7.) Worker bees measure their lives in mere weeks, but queen bees can live up to half a decade or more. Queen bees are not born, but made (there’s a lesson in that). A female larvae is fed massive amounts of a dense liquid secreted from the antenna of workers called royal jelly. The potential queen is, literally, bathed in it. Contrary to myth, this does not change the DNA of the larvae, but only promotes physiological changes…essentially transforming it into a “super bee”. Author Roald Dahl wrote a fantastic story on this metamorphosis.  Read Dahl’s “Royal Jelly” HERE.  

As a wannabe apiarist (beekeeper), I admire the honey bee for the marvelously complex hierarchy of the hive, for its generally benevolent nature and for its agricultural contribution. Every year I buy two or three chunks of uncapped honeycomb and will happily chew a piece every few days.  On a personal level, I find the honey bee’s adapted defense, its sting, a heart-breaking example of evolutionary poetry.

It’s tempting to anthropomorphize wildlife, giving wild animals a range of thoughts and emotions they are physically incapable of having, but sometimes that might have fatal results (consider the case of the Grizzly Man, infamous bear enthusiast Timothy Treadwell) for both man and animal. 

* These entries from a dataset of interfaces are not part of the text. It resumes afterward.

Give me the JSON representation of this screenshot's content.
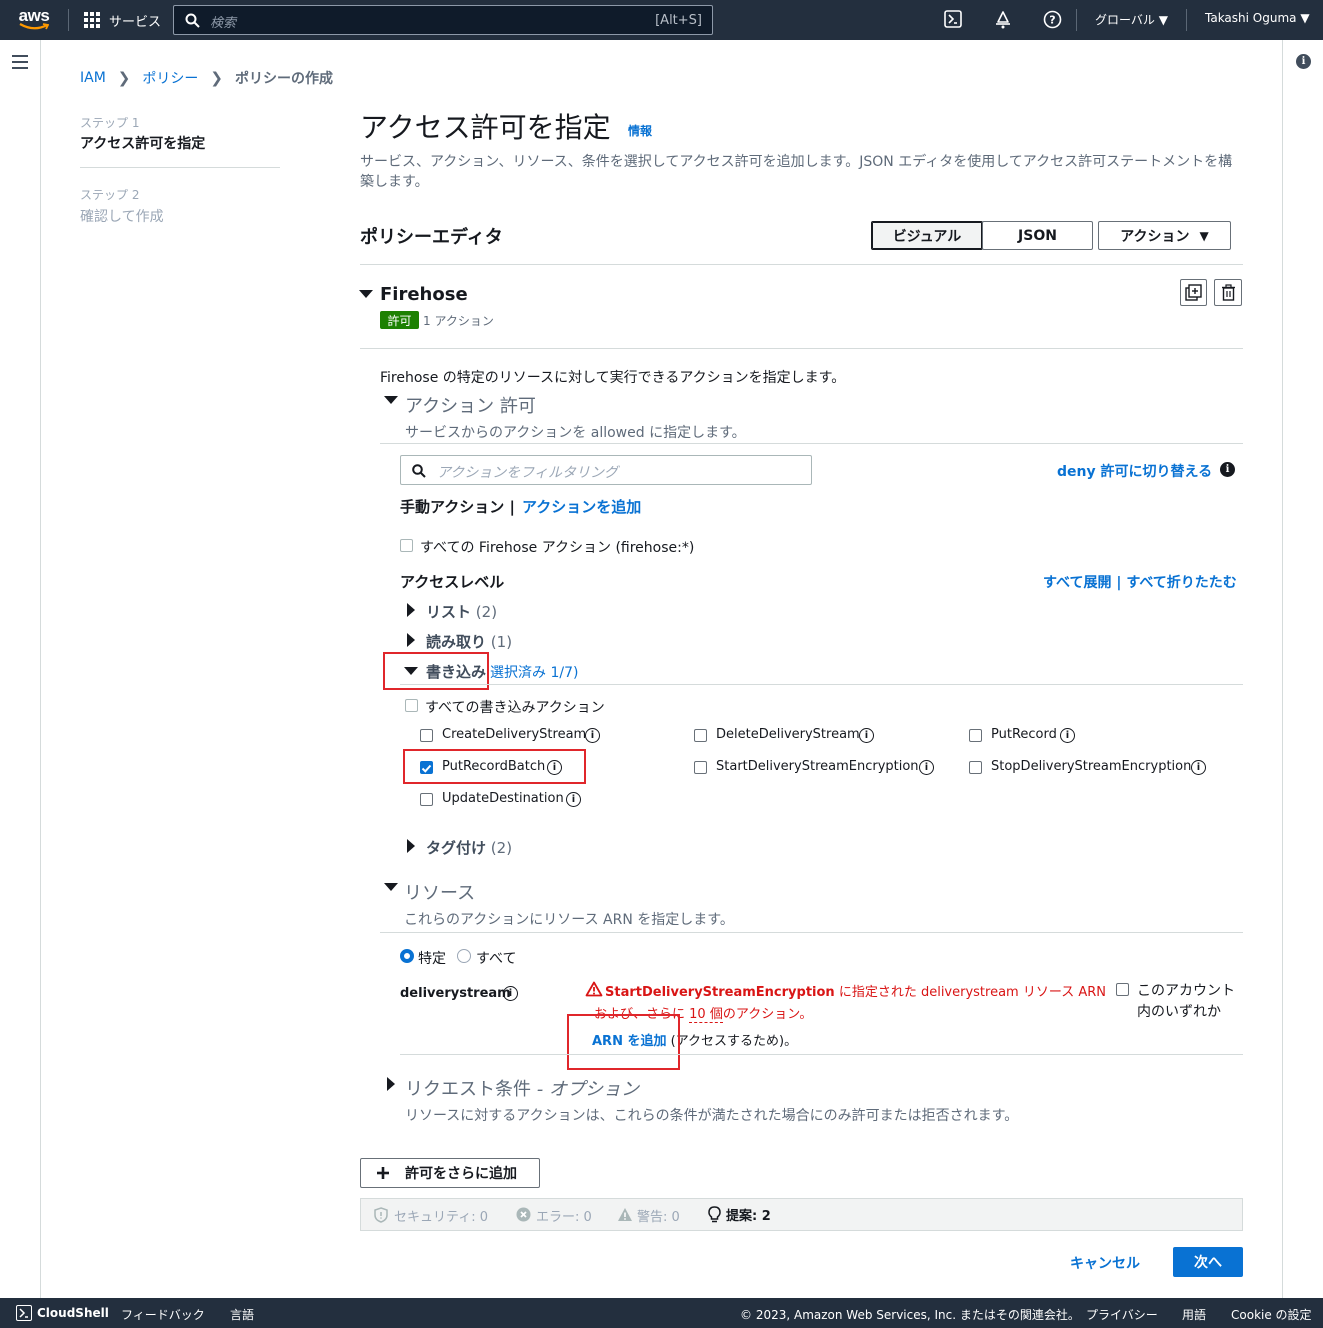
{
  "topnav": {
    "logo": "aws",
    "services": "サービス",
    "search_placeholder": "検索",
    "search_shortcut": "[Alt+S]",
    "region": "グローバル",
    "user": "Takashi Oguma"
  },
  "breadcrumb": {
    "items": [
      "IAM",
      "ポリシー",
      "ポリシーの作成"
    ]
  },
  "steps": [
    {
      "step": "ステップ 1",
      "label": "アクセス許可を指定"
    },
    {
      "step": "ステップ 2",
      "label": "確認して作成"
    }
  ],
  "page": {
    "title": "アクセス許可を指定",
    "info": "情報",
    "description": "サービス、アクション、リソース、条件を選択してアクセス許可を追加します。JSON エディタを使用してアクセス許可ステートメントを構築します。"
  },
  "editor": {
    "title": "ポリシーエディタ",
    "tabs": [
      "ビジュアル",
      "JSON"
    ],
    "actions_label": "アクション"
  },
  "service": {
    "name": "Firehose",
    "badge": "許可",
    "action_count": "1 アクション",
    "description": "Firehose の特定のリソースに対して実行できるアクションを指定します。"
  },
  "actions": {
    "title": "アクション 許可",
    "subtitle": "サービスからのアクションを allowed に指定します。",
    "filter_placeholder": "アクションをフィルタリング",
    "deny_switch": "deny 許可に切り替える",
    "manual_label": "手動アクション |",
    "add_action": "アクションを追加",
    "all_actions": "すべての Firehose アクション (firehose:*)",
    "access_level": "アクセスレベル",
    "expand_all": "すべて展開",
    "collapse_all": "すべて折りたたむ",
    "levels": [
      {
        "name": "リスト",
        "count": "(2)"
      },
      {
        "name": "読み取り",
        "count": "(1)"
      },
      {
        "name": "書き込み",
        "selected": "選択済み 1/7)"
      },
      {
        "name": "タグ付け",
        "count": "(2)"
      }
    ],
    "write_all": "すべての書き込みアクション",
    "write_actions": [
      {
        "name": "CreateDeliveryStream",
        "checked": false
      },
      {
        "name": "DeleteDeliveryStream",
        "checked": false
      },
      {
        "name": "PutRecord",
        "checked": false
      },
      {
        "name": "PutRecordBatch",
        "checked": true
      },
      {
        "name": "StartDeliveryStreamEncryption",
        "checked": false
      },
      {
        "name": "StopDeliveryStreamEncryption",
        "checked": false
      },
      {
        "name": "UpdateDestination",
        "checked": false
      }
    ]
  },
  "resources": {
    "title": "リソース",
    "subtitle": "これらのアクションにリソース ARN を指定します。",
    "specific": "特定",
    "all": "すべて",
    "type": "deliverystream",
    "warn_action": "StartDeliveryStreamEncryption",
    "warn_rest": " に指定された deliverystream リソース ARN",
    "warn_line2_a": "および、さらに",
    "warn_count": "10 個",
    "warn_line2_b": "のアクション。",
    "add_arn": "ARN を追加",
    "add_arn_suffix": "(アクセスするため)。",
    "any_account_1": "このアカウント",
    "any_account_2": "内のいずれか"
  },
  "conditions": {
    "title": "リクエスト条件",
    "optional": " - オプション",
    "subtitle": "リソースに対するアクションは、これらの条件が満たされた場合にのみ許可または拒否されます。"
  },
  "add_more": "許可をさらに追加",
  "validation": {
    "security": "セキュリティ: 0",
    "errors": "エラー: 0",
    "warnings": "警告: 0",
    "suggestions": "提案: 2"
  },
  "buttons": {
    "cancel": "キャンセル",
    "next": "次へ"
  },
  "footer": {
    "cloudshell": "CloudShell",
    "feedback": "フィードバック",
    "language": "言語",
    "copyright": "© 2023, Amazon Web Services, Inc. またはその関連会社。",
    "privacy": "プライバシー",
    "terms": "用語",
    "cookie": "Cookie の設定"
  }
}
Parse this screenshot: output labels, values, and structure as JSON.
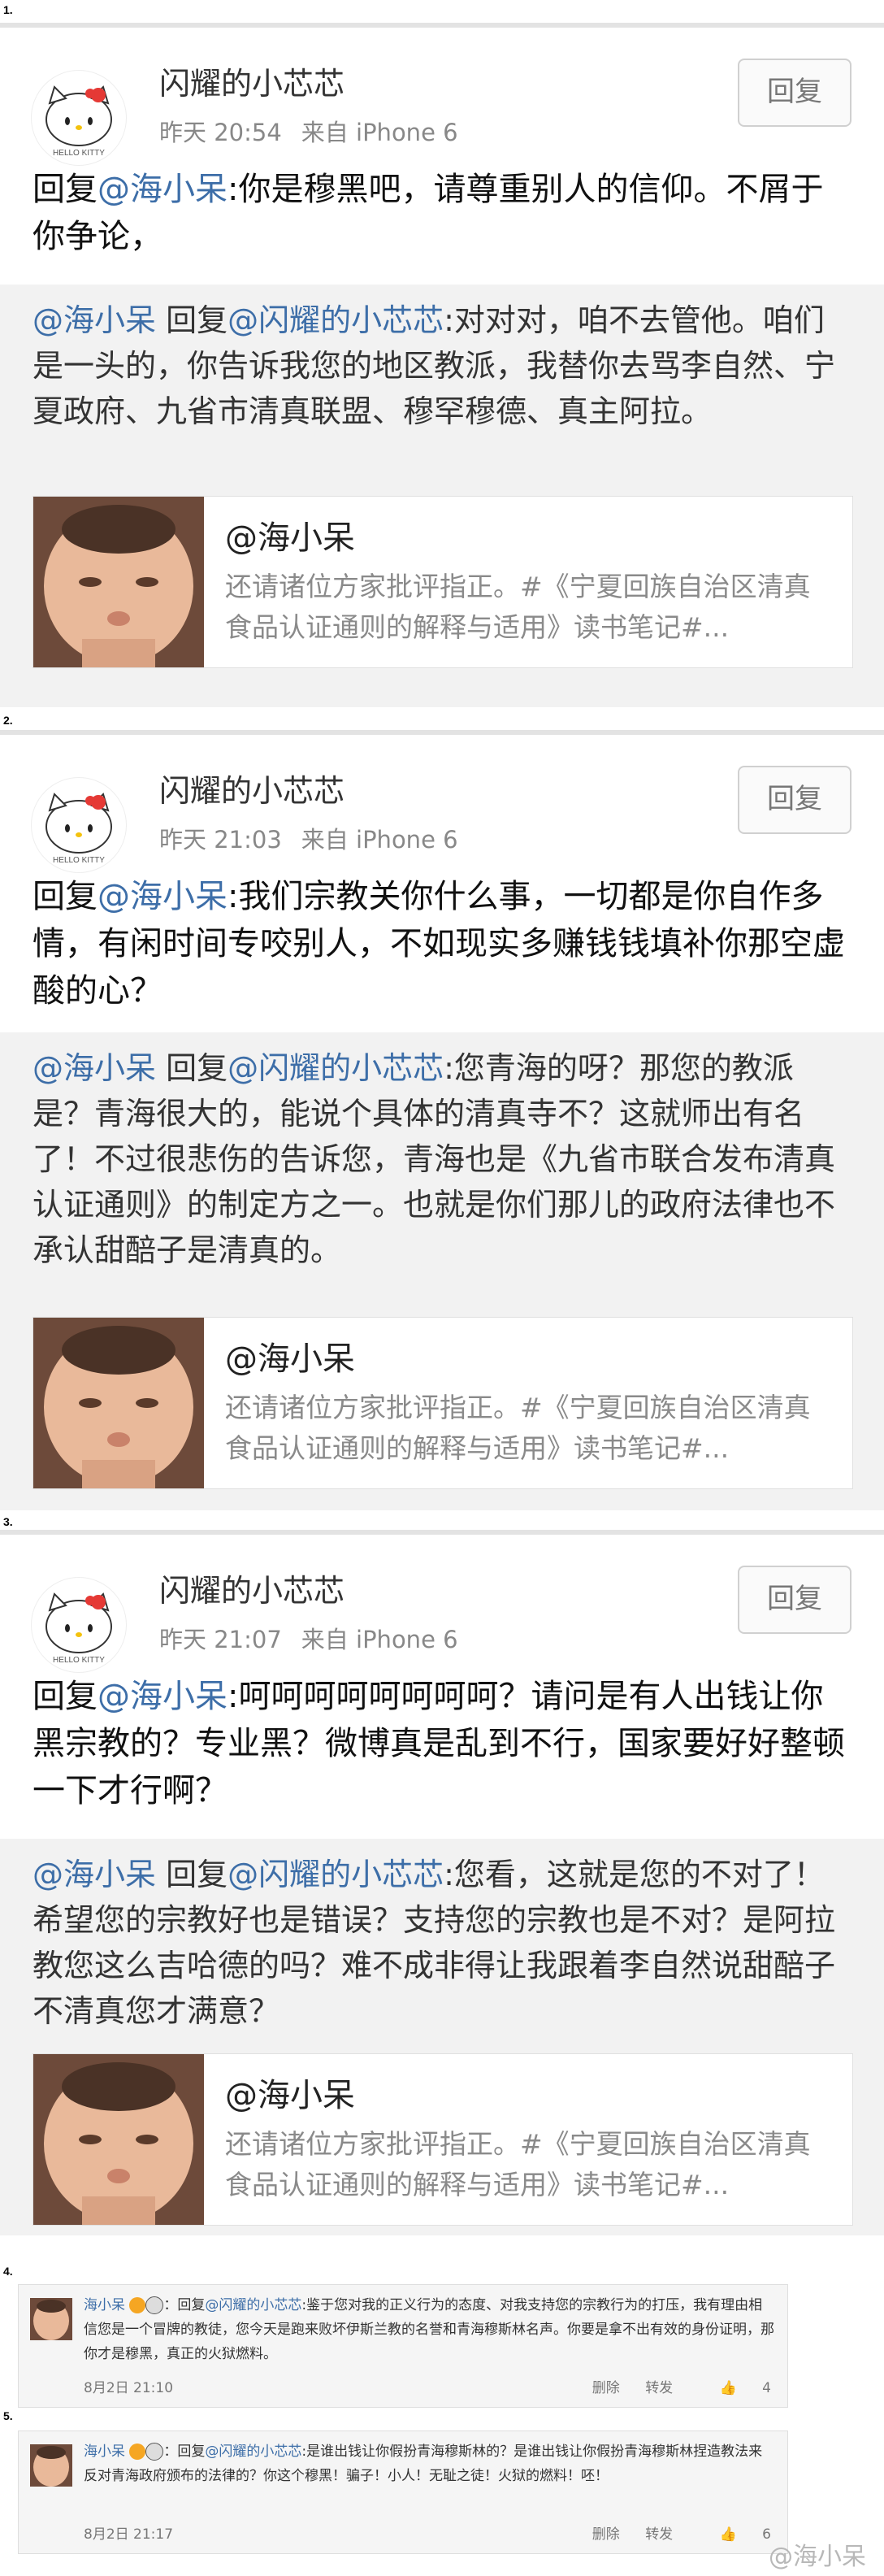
{
  "sections": [
    {
      "index": "1.",
      "username": "闪耀的小芯芯",
      "time": "昨天 20:54",
      "source": "来自 iPhone 6",
      "reply_button": "回复",
      "reply_prefix": "回复",
      "mention": "@海小呆",
      "text": ":你是穆黑吧，请尊重别人的信仰。不屑于你争论，",
      "quote_mention": "@海小呆",
      "quote_reply": " 回复",
      "quote_mention2": "@闪耀的小芯芯",
      "quote_text": ":对对对，咱不去管他。咱们是一头的，你告诉我您的地区教派，我替你去骂李自然、宁夏政府、九省市清真联盟、穆罕穆德、真主阿拉。",
      "link_title": "@海小呆",
      "link_desc": "还请诸位方家批评指正。#《宁夏回族自治区清真食品认证通则的解释与适用》读书笔记#..."
    },
    {
      "index": "2.",
      "username": "闪耀的小芯芯",
      "time": "昨天 21:03",
      "source": "来自 iPhone 6",
      "reply_button": "回复",
      "reply_prefix": "回复",
      "mention": "@海小呆",
      "text": ":我们宗教关你什么事，一切都是你自作多情，有闲时间专咬别人，不如现实多赚钱钱填补你那空虚酸的心？",
      "quote_mention": "@海小呆",
      "quote_reply": " 回复",
      "quote_mention2": "@闪耀的小芯芯",
      "quote_text": ":您青海的呀？那您的教派是？青海很大的，能说个具体的清真寺不？这就师出有名了！不过很悲伤的告诉您，青海也是《九省市联合发布清真认证通则》的制定方之一。也就是你们那儿的政府法律也不承认甜醅子是清真的。",
      "link_title": "@海小呆",
      "link_desc": "还请诸位方家批评指正。#《宁夏回族自治区清真食品认证通则的解释与适用》读书笔记#..."
    },
    {
      "index": "3.",
      "username": "闪耀的小芯芯",
      "time": "昨天 21:07",
      "source": "来自 iPhone 6",
      "reply_button": "回复",
      "reply_prefix": "回复",
      "mention": "@海小呆",
      "text": ":呵呵呵呵呵呵呵呵？请问是有人出钱让你黑宗教的？专业黑？微博真是乱到不行，国家要好好整顿一下才行啊？",
      "quote_mention": "@海小呆",
      "quote_reply": " 回复",
      "quote_mention2": "@闪耀的小芯芯",
      "quote_text": ":您看，这就是您的不对了！希望您的宗教好也是错误？支持您的宗教也是不对？是阿拉教您这么吉哈德的吗？难不成非得让我跟着李自然说甜醅子不清真您才满意？",
      "link_title": "@海小呆",
      "link_desc": "还请诸位方家批评指正。#《宁夏回族自治区清真食品认证通则的解释与适用》读书笔记#..."
    }
  ],
  "small_comments": [
    {
      "index": "4.",
      "name": "海小呆",
      "text_prefix": "：回复",
      "mention": "@闪耀的小芯芯",
      "text": ":鉴于您对我的正义行为的态度、对我支持您的宗教行为的打压，我有理由相信您是一个冒牌的教徒，您今天是跑来败坏伊斯兰教的名誉和青海穆斯林名声。你要是拿不出有效的身份证明，那你才是穆黑，真正的火狱燃料。",
      "date": "8月2日 21:10",
      "delete": "删除",
      "forward": "转发",
      "likes": "4"
    },
    {
      "index": "5.",
      "name": "海小呆",
      "text_prefix": "：回复",
      "mention": "@闪耀的小芯芯",
      "text": ":是谁出钱让你假扮青海穆斯林的？是谁出钱让你假扮青海穆斯林捏造教法来反对青海政府颁布的法律的？你这个穆黑！骗子！小人！无耻之徒！火狱的燃料！呸！",
      "date": "8月2日 21:17",
      "delete": "删除",
      "forward": "转发",
      "likes": "6"
    }
  ],
  "watermark": "@海小呆",
  "colors": {
    "mention": "#3d6ea8",
    "quote_bg": "#f2f2f2",
    "meta": "#888888"
  }
}
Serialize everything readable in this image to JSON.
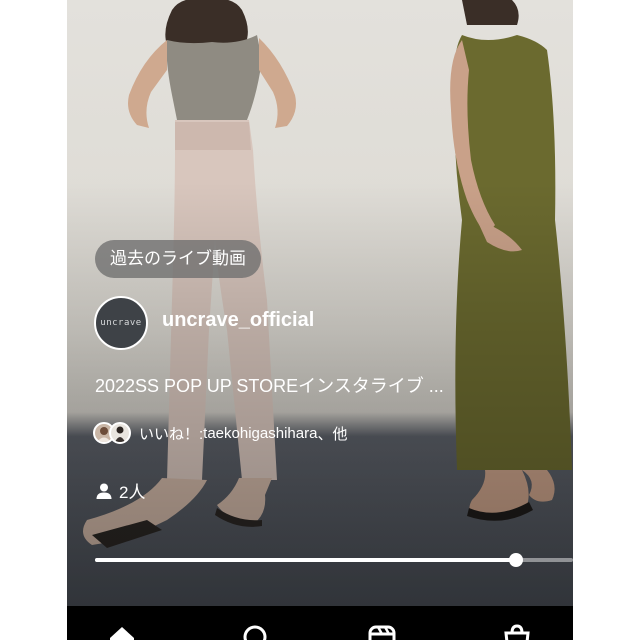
{
  "live": {
    "badge_label": "過去のライブ動画",
    "avatar_text": "uncrave",
    "username": "uncrave_official",
    "title": "2022SS POP UP STOREインスタライブ ...",
    "likes": {
      "label": "いいね！:",
      "user": "taekohigashihara",
      "tail": "、他"
    },
    "viewers": "2人",
    "progress": 0.88
  },
  "bottom_nav": {
    "items": [
      "home-icon",
      "search-icon",
      "reels-icon",
      "shop-icon"
    ]
  },
  "colors": {
    "dress": "#6b6a2f",
    "top": "#8f8b82",
    "pants": "#d8c6bd",
    "floor": "#4d525a"
  }
}
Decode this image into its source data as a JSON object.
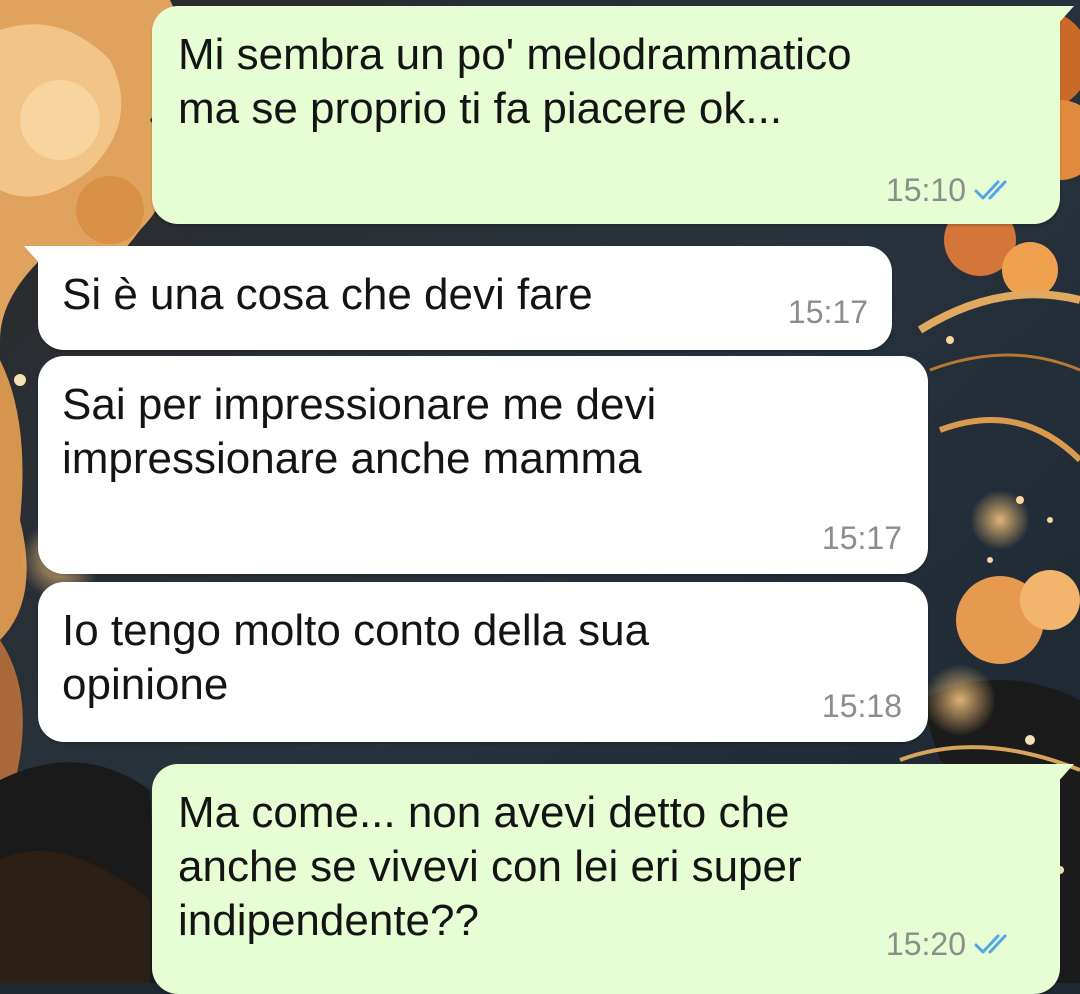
{
  "chat": {
    "messages": [
      {
        "direction": "outgoing",
        "text": "Mi sembra un po' melodrammatico\nma se proprio ti fa piacere ok...",
        "time": "15:10",
        "status": "read"
      },
      {
        "direction": "incoming",
        "text": "Si è una cosa che devi fare",
        "time": "15:17"
      },
      {
        "direction": "incoming",
        "text": "Sai per impressionare me devi\nimpressionare anche mamma",
        "time": "15:17"
      },
      {
        "direction": "incoming",
        "text": "Io tengo molto conto della sua\nopinione",
        "time": "15:18"
      },
      {
        "direction": "outgoing",
        "text": "Ma come... non avevi detto che\nanche se vivevi con lei eri super\nindipendente??",
        "time": "15:20",
        "status": "read"
      }
    ]
  },
  "icons": {
    "read_receipt": "double-check-icon"
  },
  "colors": {
    "outgoing_bubble": "#e7fdd3",
    "incoming_bubble": "#ffffff",
    "read_tick": "#53a6e6",
    "timestamp": "#8a8f8a"
  }
}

But a bee’s self-sacrifice, while encased in a rudimentary brain, is still touching. Consider that, please, before popping off the lid of your industrial wasp killer.